Jose Mier here going from the ordinary to the extraordinary. There are so many flavors of ice cream it almost impossible to create a definitive list. You can pretty much add anything to an ice cream recipe and make it something unique. However, I want to spotlight a flavor that, while unique and not ubiquitous, has developed a following. That is black sesame ice cream.
Jose Mier’s Dark Side: A Japanese Frozen Delicacy
While its origins may be lost in the swirls of Japanese culinary history this frozen treat has gained many followers in both Japan and visitors to that country who’ve brought back a hankering for this dark, exotic ice cream.
The key ingredient is black sesame paste which is not the same as what you might find on American shelves. It’s not to be confused with black tahini paste and many Americans may make the mistake of using tahini instead of the black sesame paste. The difference is that black sesame past is made from unhulled, roasted sesame seeds.
A Dark and Unique Taste
The taste is described as very nutty and delightfullly bitter, akin to dark chocolate. If you’re planning to make some yourself, it’s recommended to buy the real stuff in a Japanese market or else search online. You can find it under Kuki black sesame paste.
Recipes will call for brown sugar which compliments the taste of the roasted sesame seeds. This particular ice cream stands out from the rest in that, when made correctly, is jet-black and will be the darkest ice cream you can find or make. It’s not going to be widely available on grocers’ shelves so you will probably end up having to make your own at home. The color lends itself perfectly to Halloween treats.
IN brief, the basic recipe calls for
Turbinado or light brown sugar
4 1/2 ounces egg
1/2 teaspoon kosher salt7 ounces heavy cream
8 ounces whole milk
and of course…
6 ounces Japanese-style black sesame paste.
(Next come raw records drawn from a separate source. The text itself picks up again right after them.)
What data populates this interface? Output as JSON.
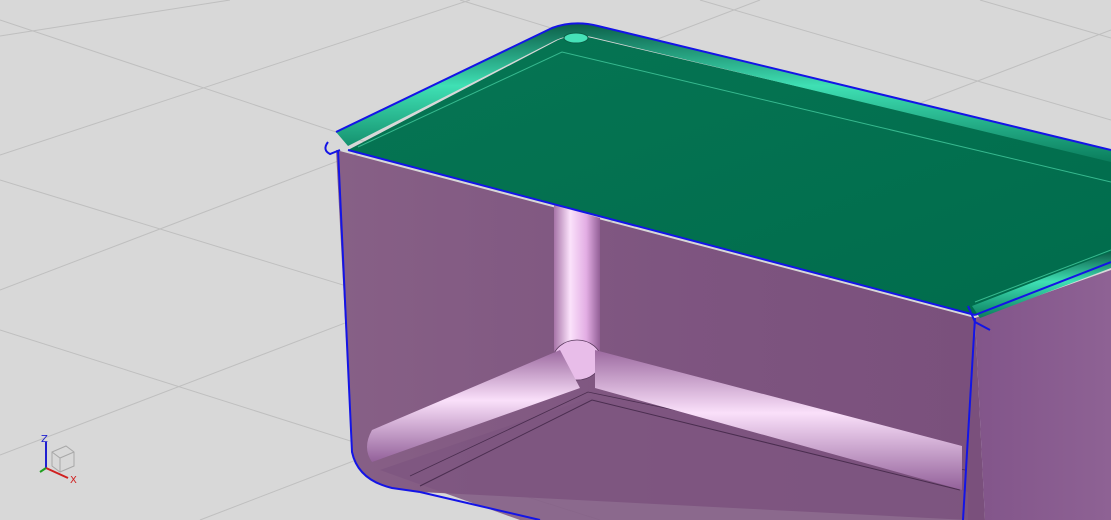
{
  "viewport": {
    "background_color": "#d8d8d8",
    "grid_color": "#bdbdbd"
  },
  "model": {
    "rim_color": "#0d7a5a",
    "lid_color": "#04704f",
    "wall_color": "#8a5d8c",
    "edge_color": "#1010e0",
    "highlight_color": "#f4c8f4"
  },
  "axis_triad": {
    "z_label": "Z",
    "x_label": "X",
    "z_color": "#2020d0",
    "x_color": "#d02020",
    "y_color": "#20a020"
  }
}
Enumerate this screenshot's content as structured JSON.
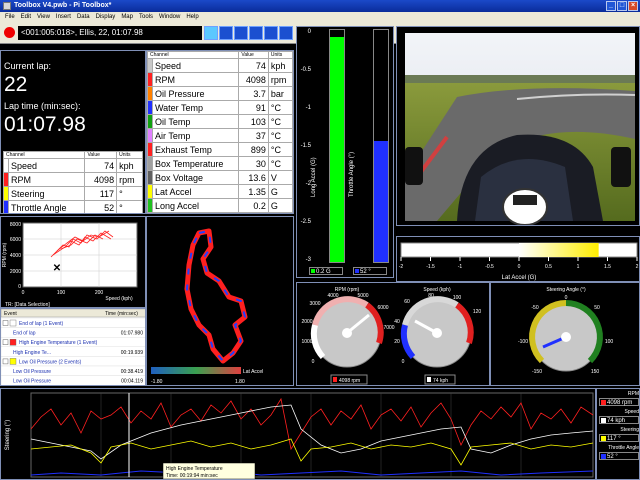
{
  "window": {
    "title": "Toolbox V4.pwb - Pi Toolbox*"
  },
  "menu": [
    "File",
    "Edit",
    "View",
    "Insert",
    "Data",
    "Display",
    "Map",
    "Tools",
    "Window",
    "Help"
  ],
  "toolbar": {
    "session": "<001:005:018>, Ellis, 22, 01:07.98"
  },
  "lap": {
    "current_label": "Current lap:",
    "current_value": "22",
    "time_label": "Lap time  (min:sec):",
    "time_value": "01:07.98"
  },
  "mini_table": {
    "headers": [
      "Channel",
      "Value",
      "Units"
    ],
    "rows": [
      {
        "name": "Speed",
        "value": "74",
        "unit": "kph",
        "color": "#ffffff"
      },
      {
        "name": "RPM",
        "value": "4098",
        "unit": "rpm",
        "color": "#ff2020"
      },
      {
        "name": "Steering",
        "value": "117",
        "unit": "°",
        "color": "#ffff00"
      },
      {
        "name": "Throttle Angle",
        "value": "52",
        "unit": "°",
        "color": "#2030ff"
      }
    ]
  },
  "channel_table": {
    "headers": [
      "Channel",
      "Value",
      "Units"
    ],
    "rows": [
      {
        "name": "Speed",
        "value": "74",
        "unit": "kph",
        "color": "#c8c8c8"
      },
      {
        "name": "RPM",
        "value": "4098",
        "unit": "rpm",
        "color": "#ff2020"
      },
      {
        "name": "Oil Pressure",
        "value": "3.7",
        "unit": "bar",
        "color": "#ff8000"
      },
      {
        "name": "Water Temp",
        "value": "91",
        "unit": "°C",
        "color": "#2030ff"
      },
      {
        "name": "Oil Temp",
        "value": "103",
        "unit": "°C",
        "color": "#10a010"
      },
      {
        "name": "Air Temp",
        "value": "37",
        "unit": "°C",
        "color": "#e080ff"
      },
      {
        "name": "Exhaust Temp",
        "value": "899",
        "unit": "°C",
        "color": "#ff2020"
      },
      {
        "name": "Box Temperature",
        "value": "30",
        "unit": "°C",
        "color": "#a0a0a0"
      },
      {
        "name": "Box Voltage",
        "value": "13.6",
        "unit": "V",
        "color": "#606060"
      },
      {
        "name": "Lat Accel",
        "value": "1.35",
        "unit": "G",
        "color": "#ffff00"
      },
      {
        "name": "Long Accel",
        "value": "0.2",
        "unit": "G",
        "color": "#20c020"
      }
    ]
  },
  "bars": {
    "long_label": "Long Accel (G)",
    "throttle_label": "Throttle Angle (°)",
    "axis_ticks": [
      "0",
      "-0.5",
      "-1",
      "-1.5",
      "-2",
      "-2.5",
      "-3"
    ],
    "long_value": "0.2 G",
    "throttle_value": "52 °",
    "long_fill": 0.97,
    "throttle_fill": 0.52,
    "long_color": "#00ff00",
    "throttle_color": "#2030ff"
  },
  "lat_bar": {
    "label": "Lat Accel (G)",
    "ticks": [
      "-2",
      "-1.5",
      "-1",
      "-0.5",
      "0",
      "0.5",
      "1",
      "1.5",
      "2"
    ],
    "value": 1.35,
    "min": -2,
    "max": 2
  },
  "scatter": {
    "ylabel": "RPM (rpm)",
    "xlabel": "Speed (kph)",
    "footer": "TR: [Data Selection]",
    "yticks": [
      "8000",
      "6000",
      "4000",
      "2000",
      "0"
    ],
    "xticks": [
      "0",
      "100",
      "200"
    ]
  },
  "events": {
    "headers": [
      "Event",
      "Time (min:sec)"
    ],
    "rows": [
      {
        "label": "End of lap (1 Event)",
        "time": "",
        "group": true,
        "color": "#ffffff"
      },
      {
        "label": "End of lap",
        "time": "01:07.980",
        "group": false,
        "color": ""
      },
      {
        "label": "High Engine Temperature (1 Event)",
        "time": "",
        "group": true,
        "color": "#ff2020"
      },
      {
        "label": "High Engine Te...",
        "time": "00:19.939",
        "group": false,
        "color": ""
      },
      {
        "label": "Low Oil Pressure (2 Events)",
        "time": "",
        "group": true,
        "color": "#ffff00"
      },
      {
        "label": "Low Oil Pressure",
        "time": "00:38.419",
        "group": false,
        "color": ""
      },
      {
        "label": "Low Oil Pressure",
        "time": "00:04.119",
        "group": false,
        "color": ""
      }
    ]
  },
  "track": {
    "legend_label": "Lat Accel",
    "min": "-1.80",
    "max": "1.80"
  },
  "gauges": {
    "rpm": {
      "title": "RPM (rpm)",
      "ticks": [
        "0",
        "1000",
        "2000",
        "3000",
        "4000",
        "5000",
        "6000",
        "7000"
      ],
      "value": "4098 rpm"
    },
    "speed": {
      "title": "Speed (kph)",
      "ticks": [
        "0",
        "20",
        "40",
        "60",
        "80",
        "100",
        "120"
      ],
      "value": "74 kph"
    },
    "steer": {
      "title": "Steering Angle (°)",
      "ticks": [
        "-150",
        "-100",
        "-50",
        "0",
        "50",
        "100",
        "150"
      ]
    }
  },
  "strip": {
    "ylabel": "Steering (°)",
    "tooltip_line1": "High Engine Temperature",
    "tooltip_line2": "Time: 00:19:94 min:sec"
  },
  "legend": [
    {
      "label": "RPM",
      "value": "4098 rpm",
      "color": "#ff2020"
    },
    {
      "label": "Speed",
      "value": "74 kph",
      "color": "#ffffff"
    },
    {
      "label": "Steering",
      "value": "117 °",
      "color": "#ffff00"
    },
    {
      "label": "Throttle Angle",
      "value": "52 °",
      "color": "#2030ff"
    }
  ]
}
If you do try making this, let me know how it turns out. It’s on my list of flavors to try.
Until next time, Jose Mier signing off from my freezer!